Both unintentional interference such as from pirate radio stations or intentional deliberate ‘jamming’ by criminals is still rare but as technology that can hamper GPS signals becomes more readily available, the situation is expected to get worse.
And while the effects of signal failure of the GPS system may have obvious results for people who use it for navigation (ending up in the wrong location or getting lost) it could have more serious and profound repercussions for the technologies that rely on GPS for time signals.
As so many technologies now rely on GPS timing signals from telephone networks, the internet, banking and traffic lights and even our power grid any signal failure no matter how briefly, could cause serious problems.
The main problem with the GPS signal is that it is very weak and as it comes from space bound satellites, little can be done to boost the signal so any similar frequency being broadcast in a local area can easily drown out GPS.
However, GPS is not the only accurate and secure method of receiving the time from an atomic clock source. Many national physics laboratories from across the globe broadcast atomic clock signals via radio waves (usually long wave). In the USA these signals are broadcast by NIST (National Institute for Standards and Time (known as WWVB) whilst in the UK, it’s MSF signal is broadcast by NPL (National Physical Laboratory).

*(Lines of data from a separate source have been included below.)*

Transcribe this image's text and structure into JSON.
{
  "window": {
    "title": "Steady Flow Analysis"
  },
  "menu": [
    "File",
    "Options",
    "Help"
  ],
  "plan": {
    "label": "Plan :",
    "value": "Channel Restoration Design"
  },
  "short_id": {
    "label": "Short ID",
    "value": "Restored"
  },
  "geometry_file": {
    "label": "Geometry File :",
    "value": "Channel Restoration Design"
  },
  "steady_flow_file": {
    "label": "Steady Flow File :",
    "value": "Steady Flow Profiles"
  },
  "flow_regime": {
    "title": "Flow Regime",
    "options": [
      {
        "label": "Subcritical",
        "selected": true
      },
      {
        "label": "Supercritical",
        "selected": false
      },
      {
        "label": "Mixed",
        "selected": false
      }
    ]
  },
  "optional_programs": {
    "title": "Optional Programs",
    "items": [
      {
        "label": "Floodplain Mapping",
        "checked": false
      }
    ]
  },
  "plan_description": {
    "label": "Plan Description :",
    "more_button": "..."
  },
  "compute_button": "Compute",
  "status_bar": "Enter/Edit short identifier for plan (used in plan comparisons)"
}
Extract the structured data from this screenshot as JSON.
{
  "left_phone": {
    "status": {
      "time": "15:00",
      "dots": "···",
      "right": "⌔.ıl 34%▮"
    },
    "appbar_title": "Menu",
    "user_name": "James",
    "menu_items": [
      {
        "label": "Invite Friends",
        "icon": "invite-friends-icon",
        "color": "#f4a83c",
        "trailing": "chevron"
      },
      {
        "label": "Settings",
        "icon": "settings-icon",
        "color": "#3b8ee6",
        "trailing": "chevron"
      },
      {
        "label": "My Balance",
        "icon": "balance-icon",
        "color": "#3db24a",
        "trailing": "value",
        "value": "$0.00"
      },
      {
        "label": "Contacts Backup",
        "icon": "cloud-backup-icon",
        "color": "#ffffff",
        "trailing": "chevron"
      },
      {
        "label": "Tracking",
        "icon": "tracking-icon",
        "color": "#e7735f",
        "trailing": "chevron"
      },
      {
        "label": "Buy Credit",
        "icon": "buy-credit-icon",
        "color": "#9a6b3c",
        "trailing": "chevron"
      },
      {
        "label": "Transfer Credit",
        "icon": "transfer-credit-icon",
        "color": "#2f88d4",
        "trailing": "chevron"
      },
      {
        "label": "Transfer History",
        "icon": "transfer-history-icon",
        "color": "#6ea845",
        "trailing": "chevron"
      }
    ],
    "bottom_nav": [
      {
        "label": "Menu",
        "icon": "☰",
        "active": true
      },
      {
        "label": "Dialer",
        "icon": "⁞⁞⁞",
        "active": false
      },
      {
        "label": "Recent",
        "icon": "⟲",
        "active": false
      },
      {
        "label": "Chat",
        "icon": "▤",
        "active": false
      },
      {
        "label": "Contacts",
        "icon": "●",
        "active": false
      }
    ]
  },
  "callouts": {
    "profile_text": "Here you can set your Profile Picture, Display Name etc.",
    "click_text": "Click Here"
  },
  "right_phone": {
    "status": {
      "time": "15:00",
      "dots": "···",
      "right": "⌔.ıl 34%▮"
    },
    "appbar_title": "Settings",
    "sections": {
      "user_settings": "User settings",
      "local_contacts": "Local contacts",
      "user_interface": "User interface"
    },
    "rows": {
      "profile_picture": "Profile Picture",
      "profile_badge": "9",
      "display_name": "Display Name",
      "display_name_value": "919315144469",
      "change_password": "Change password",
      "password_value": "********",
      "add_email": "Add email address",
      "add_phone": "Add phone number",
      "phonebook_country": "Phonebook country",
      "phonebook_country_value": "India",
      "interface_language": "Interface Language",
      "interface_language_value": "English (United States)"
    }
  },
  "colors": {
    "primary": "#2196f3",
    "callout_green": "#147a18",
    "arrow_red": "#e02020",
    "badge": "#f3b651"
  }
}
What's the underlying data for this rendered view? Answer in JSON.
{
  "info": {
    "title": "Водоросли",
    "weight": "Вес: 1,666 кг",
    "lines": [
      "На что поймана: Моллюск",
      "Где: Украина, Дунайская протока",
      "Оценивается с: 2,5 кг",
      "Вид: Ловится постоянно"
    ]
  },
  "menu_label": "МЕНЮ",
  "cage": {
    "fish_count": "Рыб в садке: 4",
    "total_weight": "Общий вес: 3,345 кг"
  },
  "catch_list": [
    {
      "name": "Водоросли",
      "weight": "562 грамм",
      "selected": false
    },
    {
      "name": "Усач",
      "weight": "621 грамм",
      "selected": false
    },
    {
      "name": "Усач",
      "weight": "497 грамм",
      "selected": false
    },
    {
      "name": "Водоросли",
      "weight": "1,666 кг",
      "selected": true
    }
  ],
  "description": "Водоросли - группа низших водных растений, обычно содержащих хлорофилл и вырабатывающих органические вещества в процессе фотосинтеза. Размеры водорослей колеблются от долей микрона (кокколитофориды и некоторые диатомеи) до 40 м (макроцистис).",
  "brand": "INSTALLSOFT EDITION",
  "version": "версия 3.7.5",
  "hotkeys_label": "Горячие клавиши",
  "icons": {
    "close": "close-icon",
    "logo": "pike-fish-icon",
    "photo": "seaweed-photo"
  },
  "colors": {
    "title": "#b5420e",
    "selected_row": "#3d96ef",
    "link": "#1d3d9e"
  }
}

Dual time servers that can receive both signals are available and are a safer bet for any high technology company that can’t afford to risk losing a time signal.